Task objective: Copy out the listing that follows exactly, dropping every picture.

============================================================

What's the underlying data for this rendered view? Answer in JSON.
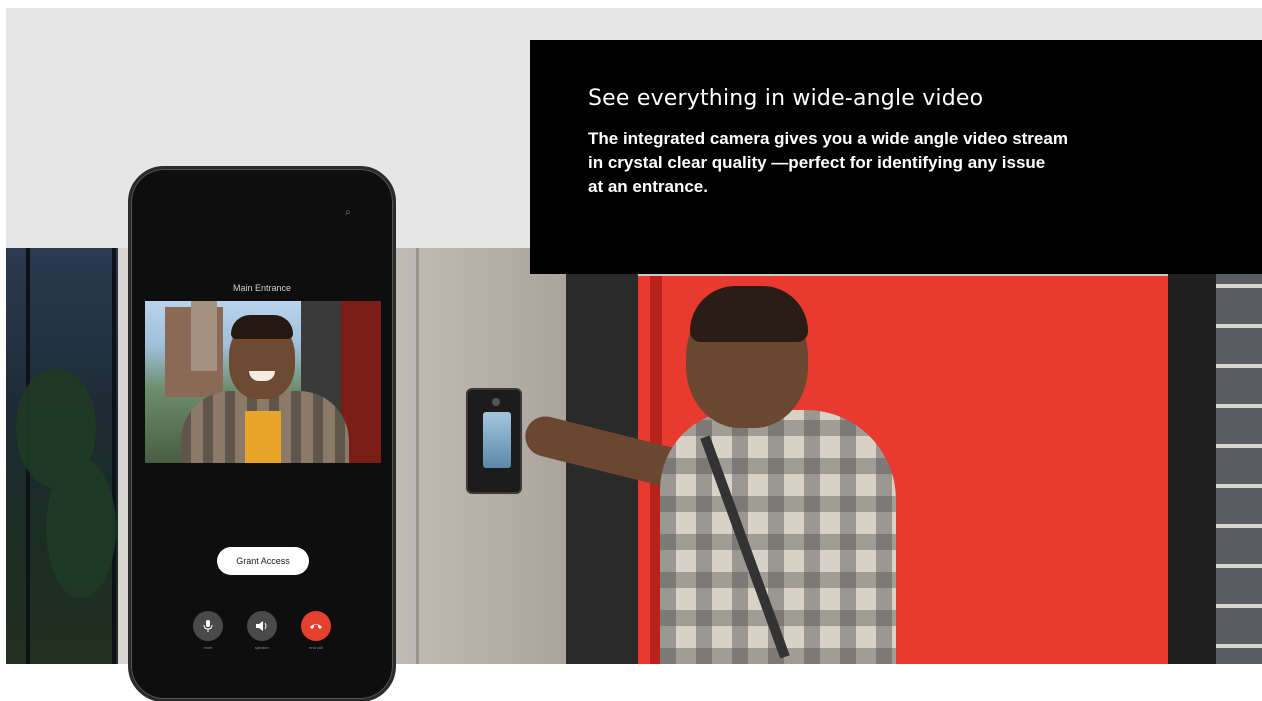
{
  "hero": {
    "heading": "See everything in wide-angle video",
    "body": "The integrated camera gives you a wide angle video stream\nin crystal clear quality —perfect for identifying any issue\n at an entrance."
  },
  "phone_app": {
    "entrance_label": "Main Entrance",
    "grant_access_label": "Grant Access",
    "controls": [
      {
        "icon": "microphone-icon",
        "label": "mute"
      },
      {
        "icon": "speaker-icon",
        "label": "speaker"
      },
      {
        "icon": "end-call-icon",
        "label": "end call"
      }
    ]
  },
  "colors": {
    "info_box_bg": "#000000",
    "top_band_bg": "#e6e6e6",
    "door_red": "#e83a2f",
    "end_call_red": "#e4412e"
  }
}
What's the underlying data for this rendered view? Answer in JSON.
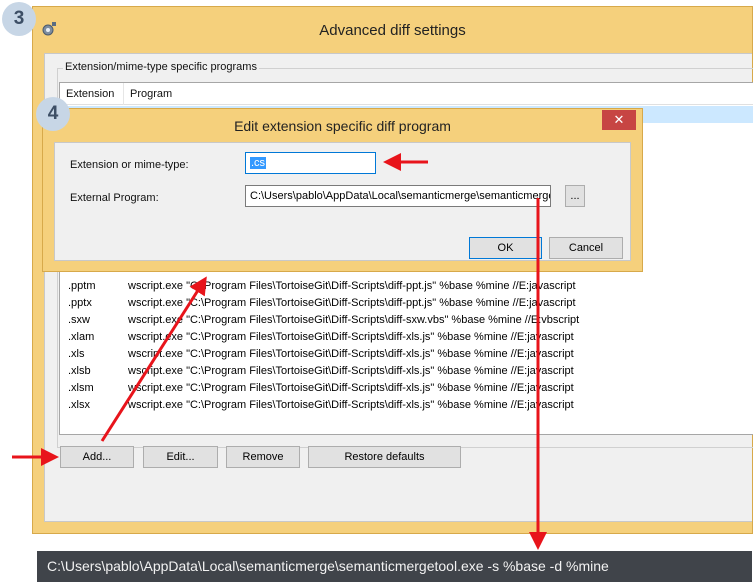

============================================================

Written solution:
What's the underlying data for this rendered view? Answer in JSON.
{
  "hero": {
    "heading": "See everything in wide-angle video",
    "body": "The integrated camera gives you a wide angle video stream\nin crystal clear quality —perfect for identifying any issue\n at an entrance."
  },
  "phone_app": {
    "entrance_label": "Main Entrance",
    "grant_access_label": "Grant Access",
    "controls": [
      {
        "icon": "microphone-icon",
        "label": "mute"
      },
      {
        "icon": "speaker-icon",
        "label": "speaker"
      },
      {
        "icon": "end-call-icon",
        "label": "end call"
      }
    ]
  },
  "colors": {
    "info_box_bg": "#000000",
    "top_band_bg": "#e6e6e6",
    "door_red": "#e83a2f",
    "end_call_red": "#e4412e"
  }
}
What's the underlying data for this rendered view? Answer in JSON.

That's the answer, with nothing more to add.